After two weeks and fourteen games of cricket in the 2013 Champions Trophy, there are two teams left standing to contest the 99th and last match of this tournament, which first began as a knock-out competition in 1998. Hosts England and world ODI champions India will lock horns at Edgbaston this Sunday hoping to lay hands on the second-most coveted international 50-overs trophy.
While India have been unbeaten so far, having recorded convincing group stage wins over South Africa, West Indies and Pakistan followed by an equally dominating performance over Sri Lanka in the semi-final yesterday, England had a blip when they failed to defend a big score against Sri Lanka in the group stage, the loss sandwiched between victories against Australia and New Zealand which were enough to see them through to the semi-final, where they signalled their intent by beating South Africa in a canter.
India’s march to the final has been quite surprising, given that of late, they have flattered to deceive when it comes to playing in alien conditions, especially in England, where they were steamrolled in both the Test series and the ODI’s in 2011. However, the current ODI team have shown renewed zeal, which had been missing ever since India lifted the 2011 World Cup. Struggling senior players have been rightly sidelined and replaced with those who truly deserve to be in the squad.

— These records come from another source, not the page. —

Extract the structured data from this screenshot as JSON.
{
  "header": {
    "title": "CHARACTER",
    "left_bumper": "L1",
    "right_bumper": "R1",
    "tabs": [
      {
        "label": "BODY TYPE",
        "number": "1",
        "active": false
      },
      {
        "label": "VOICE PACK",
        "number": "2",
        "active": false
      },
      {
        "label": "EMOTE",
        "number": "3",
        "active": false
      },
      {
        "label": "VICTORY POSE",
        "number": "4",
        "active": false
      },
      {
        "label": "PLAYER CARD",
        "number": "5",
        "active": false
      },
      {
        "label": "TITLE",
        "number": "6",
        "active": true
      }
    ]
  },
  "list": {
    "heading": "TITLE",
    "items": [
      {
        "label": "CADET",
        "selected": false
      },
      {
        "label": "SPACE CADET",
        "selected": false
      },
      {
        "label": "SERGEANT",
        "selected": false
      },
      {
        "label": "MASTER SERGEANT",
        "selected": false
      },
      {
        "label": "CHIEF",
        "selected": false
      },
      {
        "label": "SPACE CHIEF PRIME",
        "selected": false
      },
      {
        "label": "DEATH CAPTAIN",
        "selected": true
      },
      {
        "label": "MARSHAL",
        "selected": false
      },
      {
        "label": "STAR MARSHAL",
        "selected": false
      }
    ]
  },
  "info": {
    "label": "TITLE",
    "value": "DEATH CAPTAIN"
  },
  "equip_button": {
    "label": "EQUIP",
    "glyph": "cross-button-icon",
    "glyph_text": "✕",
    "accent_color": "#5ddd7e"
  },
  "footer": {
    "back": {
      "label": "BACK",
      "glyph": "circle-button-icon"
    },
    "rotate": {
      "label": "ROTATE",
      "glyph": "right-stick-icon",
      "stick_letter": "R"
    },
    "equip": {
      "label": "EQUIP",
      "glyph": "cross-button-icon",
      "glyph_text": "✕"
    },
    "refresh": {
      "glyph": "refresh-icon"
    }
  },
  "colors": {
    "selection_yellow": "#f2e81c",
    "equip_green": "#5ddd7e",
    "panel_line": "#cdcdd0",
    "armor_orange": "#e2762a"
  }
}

The selectors were repeatedly panned for not taking bold steps after India lost at home to England in the Test series and to Pakistan in the ODI series, but at last some gumption has been shown on their part and the results are here to see.
India’s biggest success story has been Shikhar Dhawan. The 27-year old Delhi southpaw, who stormed into Test cricket with a blitzing knock against Australia in March, has continued his rich vein of form into the Champions Trophy, and has been a godsend for the team in relation the opening slot, which was an area of deep concern to the think-tank until recently. Even if he fails in the final, he is a strong candidate for being the player of the tournament. His starts at the top along with the talented but inconsistent Rohit Sharma – who has also found the opening position to his liking – have been pivotal in ensuring that the good work of the bowlers has not been wasted. Another player who appears to be improving with every game is Bhuvaneshwar Kumar. The lanky medium pacer’s ability to swing the ball both ways has led to him taking key wickets at the top while maintaining an impressive economy rate, and has risen to become India’s pace spearhead just six months after his debut. Ravindra Jadeja’s stifling spin bowling and the side’s sudden transformation into a high-class fielding side have also contributed to the India’s unbeaten run thus far.
On the other hand, hosts England will come into the final as the only top team not to have won an ICC 50-overs tournament. Over the last couple of years, England have developed into a solid ODI team and at present are a much more improved unit than they have ever been since they pioneered one-day cricket more than four decades ago. Even in the absence of Kevin Pietersen, England have exploited familiar conditions, with the main performers being Jonathan Trott and James Anderson. Trott has made a mockery of those who consider his batting as ‘slow’ and ‘unattractive’ by churning out vital knocks at a strike rate of close to 90. His presence in the middle order in combination with England’s latest talent Joe Root have ensured that the team has not found wanting while batting in testing situations.
In the bowling department, spearhead James Anderson’s form is sure to worry the Australians ahead of the Ashes. He was outstanding against New Zealand and South Africa, and has found support from the under-rated off-spinner James Tredwell. Anderson, who has been bowling quite splendidly this summer, has given England the sort of value that someone like Dale Steyn brings to South Africa, and quite a lot will depend upon his bowling spells in the final. The rest of the bowling attack has blown hot and cold though, and over-dependence on Anderson may prove costly against the in-form Indian top-order. Besides giving England their first major ODI title, a win will also put them in a very confident state of mind with the Ashes around the corner, though that is not to say that the focus of the team can afford to be shifted.
India have had two famous ODI successes in England – first when they won the 1983 World Cup and later the 2002 NatWest Tri Series, both at Lord’s, and at both times defying the odds. This is an opportunity to add to that list and also seal their status as the top-ranked ODI side. Whereas England have their best possible chance to win a rare title – the last time they came this close was when they finished runners up in the 2004 Champions Trophy, also at home.